By Tierney Elizabeth Werner
Unigo Campus Rep at UCSC
When most people think of Santa Cruz, they think tiny hippy beach town. Or at least that was the impression I was under when I applied to UCSC. I was thinking surfers, dread locks, and lots of greenery. I was stoked to meet different people from different states, with various backgrounds and cultures. While there are many different types of personalities at Santa Cruz,
Kelly Rourke, an environmental studies major and one of the only out of state students I have met, agreed with that same sentiment. “Their isn’t much diversity on campus, and there definitely is a lack of people of color. There are also a lot of kids from Southern California, especially L.A. area.” The campus student government is actually trying to address the lack of diversity on all of the UC campuses. Santa Cruz has the least diversity of all the campuses, and it is at the top of the list of issues for our Student government this year.

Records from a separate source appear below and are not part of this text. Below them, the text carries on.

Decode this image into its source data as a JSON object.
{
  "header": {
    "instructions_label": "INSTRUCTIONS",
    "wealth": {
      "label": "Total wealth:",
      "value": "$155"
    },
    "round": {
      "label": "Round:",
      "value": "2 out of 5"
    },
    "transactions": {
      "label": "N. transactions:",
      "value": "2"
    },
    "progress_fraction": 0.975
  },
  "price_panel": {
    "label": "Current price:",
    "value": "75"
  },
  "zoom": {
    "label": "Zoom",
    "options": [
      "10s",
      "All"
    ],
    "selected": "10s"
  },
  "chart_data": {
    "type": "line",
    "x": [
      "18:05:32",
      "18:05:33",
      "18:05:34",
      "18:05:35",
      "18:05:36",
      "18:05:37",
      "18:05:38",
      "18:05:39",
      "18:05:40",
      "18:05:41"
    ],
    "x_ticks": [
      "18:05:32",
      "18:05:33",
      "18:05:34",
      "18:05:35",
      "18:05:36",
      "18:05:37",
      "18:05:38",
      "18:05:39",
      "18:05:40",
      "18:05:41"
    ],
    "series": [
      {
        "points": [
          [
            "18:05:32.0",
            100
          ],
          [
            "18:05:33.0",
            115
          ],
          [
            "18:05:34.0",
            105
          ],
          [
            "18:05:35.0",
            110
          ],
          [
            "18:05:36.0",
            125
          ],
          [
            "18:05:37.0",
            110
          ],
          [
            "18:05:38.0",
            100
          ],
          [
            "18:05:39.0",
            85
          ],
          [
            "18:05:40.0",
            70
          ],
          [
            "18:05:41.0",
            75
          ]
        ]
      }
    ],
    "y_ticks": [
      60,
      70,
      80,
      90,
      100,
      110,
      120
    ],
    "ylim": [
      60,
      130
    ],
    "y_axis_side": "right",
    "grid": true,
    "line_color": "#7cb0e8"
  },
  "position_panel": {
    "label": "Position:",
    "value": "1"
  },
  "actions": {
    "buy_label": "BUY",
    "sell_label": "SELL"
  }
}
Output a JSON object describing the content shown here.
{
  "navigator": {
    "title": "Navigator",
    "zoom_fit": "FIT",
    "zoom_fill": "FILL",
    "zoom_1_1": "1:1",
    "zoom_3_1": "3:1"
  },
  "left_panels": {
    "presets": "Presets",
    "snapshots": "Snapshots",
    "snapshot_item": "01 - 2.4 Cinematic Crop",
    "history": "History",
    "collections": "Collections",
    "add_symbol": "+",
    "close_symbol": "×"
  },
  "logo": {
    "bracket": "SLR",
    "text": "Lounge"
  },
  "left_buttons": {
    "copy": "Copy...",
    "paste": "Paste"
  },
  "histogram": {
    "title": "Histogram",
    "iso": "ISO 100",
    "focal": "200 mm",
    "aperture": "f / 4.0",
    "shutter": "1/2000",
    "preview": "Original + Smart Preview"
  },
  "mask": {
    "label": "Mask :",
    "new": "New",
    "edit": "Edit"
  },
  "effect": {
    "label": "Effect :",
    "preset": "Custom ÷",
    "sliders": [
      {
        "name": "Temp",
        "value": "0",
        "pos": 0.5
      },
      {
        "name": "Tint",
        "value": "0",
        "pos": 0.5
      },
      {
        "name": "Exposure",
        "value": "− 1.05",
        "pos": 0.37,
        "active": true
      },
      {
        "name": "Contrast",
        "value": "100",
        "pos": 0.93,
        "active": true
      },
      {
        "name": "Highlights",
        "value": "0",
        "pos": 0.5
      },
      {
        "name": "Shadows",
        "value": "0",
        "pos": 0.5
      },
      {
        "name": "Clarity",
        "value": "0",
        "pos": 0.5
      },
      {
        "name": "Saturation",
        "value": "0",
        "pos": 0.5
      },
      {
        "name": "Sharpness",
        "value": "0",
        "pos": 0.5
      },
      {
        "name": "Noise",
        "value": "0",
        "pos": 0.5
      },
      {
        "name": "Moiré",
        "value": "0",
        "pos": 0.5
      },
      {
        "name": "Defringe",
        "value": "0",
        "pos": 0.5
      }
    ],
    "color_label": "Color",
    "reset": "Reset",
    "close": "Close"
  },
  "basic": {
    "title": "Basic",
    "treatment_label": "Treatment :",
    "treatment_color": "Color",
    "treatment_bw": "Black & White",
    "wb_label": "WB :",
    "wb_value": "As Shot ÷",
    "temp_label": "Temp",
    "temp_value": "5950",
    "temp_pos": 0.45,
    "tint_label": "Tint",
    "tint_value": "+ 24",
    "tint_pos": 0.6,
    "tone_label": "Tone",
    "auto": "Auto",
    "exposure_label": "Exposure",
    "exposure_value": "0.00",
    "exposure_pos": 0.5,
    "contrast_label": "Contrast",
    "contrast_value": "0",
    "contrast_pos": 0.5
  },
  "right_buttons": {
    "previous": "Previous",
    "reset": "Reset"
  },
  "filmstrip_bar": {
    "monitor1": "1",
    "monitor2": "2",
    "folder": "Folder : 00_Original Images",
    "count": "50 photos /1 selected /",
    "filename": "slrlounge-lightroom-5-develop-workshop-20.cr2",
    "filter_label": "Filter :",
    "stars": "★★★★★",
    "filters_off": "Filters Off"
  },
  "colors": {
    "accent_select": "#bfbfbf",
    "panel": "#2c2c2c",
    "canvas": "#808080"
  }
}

Pearl Engler, a marine biology major was impressed to find out how politically active the student body was. “I knew that Santa Cruz had an amazing science program. It’s location and the amazing outdoors make it perfect for science majors, so I assumed that it was an environmentally liberal school. I was most shocked to find out about our activist connections. So many of the students are involved in some sort of politically affiliated club or organization. It’s nice to be around smart, opinionated people who are actually trying to make a difference in the world.”
Kelly Stanley, a bio major and recent transfer student from UC Santa Barbara had a different idea of what Santa Cruz was about. “I feel as if Santa Cruz and Santa Barbara always had a kind of competition going, and different ideas of each others social scenes. Everyone from Santa Cruz thinks we’re alcoholics, and everyone from Santa Barbara thinks you’re potheads. After being at Santa Cruz for a while I realize that neither place is as dramatic as their reputations hold them to be. People party everywhere, and that’s just college.”
Santa Cruz has many stereotypes that are pretty easily taken to heart. Each of the colleges has their own cliché, as does Santa Cruz as a campus. The various personalities and activities are what makes Santa Cruz truly interesting, and as long as it keeps attracting the same outgoing, unique, crowd it will remain an exciting and fun school.